* What needs to be done
Reproduce the entries. Match every word.

-- Provided data follows --

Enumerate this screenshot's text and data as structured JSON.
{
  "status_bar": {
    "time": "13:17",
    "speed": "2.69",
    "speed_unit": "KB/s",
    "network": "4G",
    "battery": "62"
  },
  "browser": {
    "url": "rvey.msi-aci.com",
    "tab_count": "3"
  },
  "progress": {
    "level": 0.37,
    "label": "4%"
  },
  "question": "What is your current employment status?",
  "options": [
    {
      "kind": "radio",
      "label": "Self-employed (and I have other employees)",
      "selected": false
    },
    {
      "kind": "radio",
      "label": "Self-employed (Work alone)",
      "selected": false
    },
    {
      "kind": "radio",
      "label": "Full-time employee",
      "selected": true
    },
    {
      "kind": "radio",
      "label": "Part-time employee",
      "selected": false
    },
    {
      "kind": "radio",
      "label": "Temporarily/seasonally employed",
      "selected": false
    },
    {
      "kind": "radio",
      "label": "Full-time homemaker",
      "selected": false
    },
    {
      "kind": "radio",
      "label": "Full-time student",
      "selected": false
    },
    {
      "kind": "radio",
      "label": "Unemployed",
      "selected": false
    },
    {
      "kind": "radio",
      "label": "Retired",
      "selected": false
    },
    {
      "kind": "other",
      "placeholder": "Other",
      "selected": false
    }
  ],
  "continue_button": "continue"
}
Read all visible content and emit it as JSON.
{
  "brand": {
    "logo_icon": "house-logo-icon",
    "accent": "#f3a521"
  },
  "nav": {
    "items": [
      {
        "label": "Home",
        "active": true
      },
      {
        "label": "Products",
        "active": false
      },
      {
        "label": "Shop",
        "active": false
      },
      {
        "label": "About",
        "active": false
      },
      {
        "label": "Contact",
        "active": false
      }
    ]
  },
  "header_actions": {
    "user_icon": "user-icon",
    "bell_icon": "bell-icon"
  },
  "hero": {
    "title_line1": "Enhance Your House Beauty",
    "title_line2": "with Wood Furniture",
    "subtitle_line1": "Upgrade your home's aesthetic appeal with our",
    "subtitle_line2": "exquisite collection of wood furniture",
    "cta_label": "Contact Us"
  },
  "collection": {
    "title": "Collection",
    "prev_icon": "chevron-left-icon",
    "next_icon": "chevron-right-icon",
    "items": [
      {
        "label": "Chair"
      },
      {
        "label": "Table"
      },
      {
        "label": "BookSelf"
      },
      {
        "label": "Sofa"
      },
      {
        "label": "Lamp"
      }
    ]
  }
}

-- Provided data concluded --

* Answer section
Enumerate this screenshot's text and data as structured JSON.
{
  "status_bar": {
    "time": "13:17",
    "speed": "2.69",
    "speed_unit": "KB/s",
    "network": "4G",
    "battery": "62"
  },
  "browser": {
    "url": "rvey.msi-aci.com",
    "tab_count": "3"
  },
  "progress": {
    "level": 0.37,
    "label": "4%"
  },
  "question": "What is your current employment status?",
  "options": [
    {
      "kind": "radio",
      "label": "Self-employed (and I have other employees)",
      "selected": false
    },
    {
      "kind": "radio",
      "label": "Self-employed (Work alone)",
      "selected": false
    },
    {
      "kind": "radio",
      "label": "Full-time employee",
      "selected": true
    },
    {
      "kind": "radio",
      "label": "Part-time employee",
      "selected": false
    },
    {
      "kind": "radio",
      "label": "Temporarily/seasonally employed",
      "selected": false
    },
    {
      "kind": "radio",
      "label": "Full-time homemaker",
      "selected": false
    },
    {
      "kind": "radio",
      "label": "Full-time student",
      "selected": false
    },
    {
      "kind": "radio",
      "label": "Unemployed",
      "selected": false
    },
    {
      "kind": "radio",
      "label": "Retired",
      "selected": false
    },
    {
      "kind": "other",
      "placeholder": "Other",
      "selected": false
    }
  ],
  "continue_button": "continue"
}
Read all visible content and emit it as JSON.
{
  "brand": {
    "logo_icon": "house-logo-icon",
    "accent": "#f3a521"
  },
  "nav": {
    "items": [
      {
        "label": "Home",
        "active": true
      },
      {
        "label": "Products",
        "active": false
      },
      {
        "label": "Shop",
        "active": false
      },
      {
        "label": "About",
        "active": false
      },
      {
        "label": "Contact",
        "active": false
      }
    ]
  },
  "header_actions": {
    "user_icon": "user-icon",
    "bell_icon": "bell-icon"
  },
  "hero": {
    "title_line1": "Enhance Your House Beauty",
    "title_line2": "with Wood Furniture",
    "subtitle_line1": "Upgrade your home's aesthetic appeal with our",
    "subtitle_line2": "exquisite collection of wood furniture",
    "cta_label": "Contact Us"
  },
  "collection": {
    "title": "Collection",
    "prev_icon": "chevron-left-icon",
    "next_icon": "chevron-right-icon",
    "items": [
      {
        "label": "Chair"
      },
      {
        "label": "Table"
      },
      {
        "label": "BookSelf"
      },
      {
        "label": "Sofa"
      },
      {
        "label": "Lamp"
      }
    ]
  }
}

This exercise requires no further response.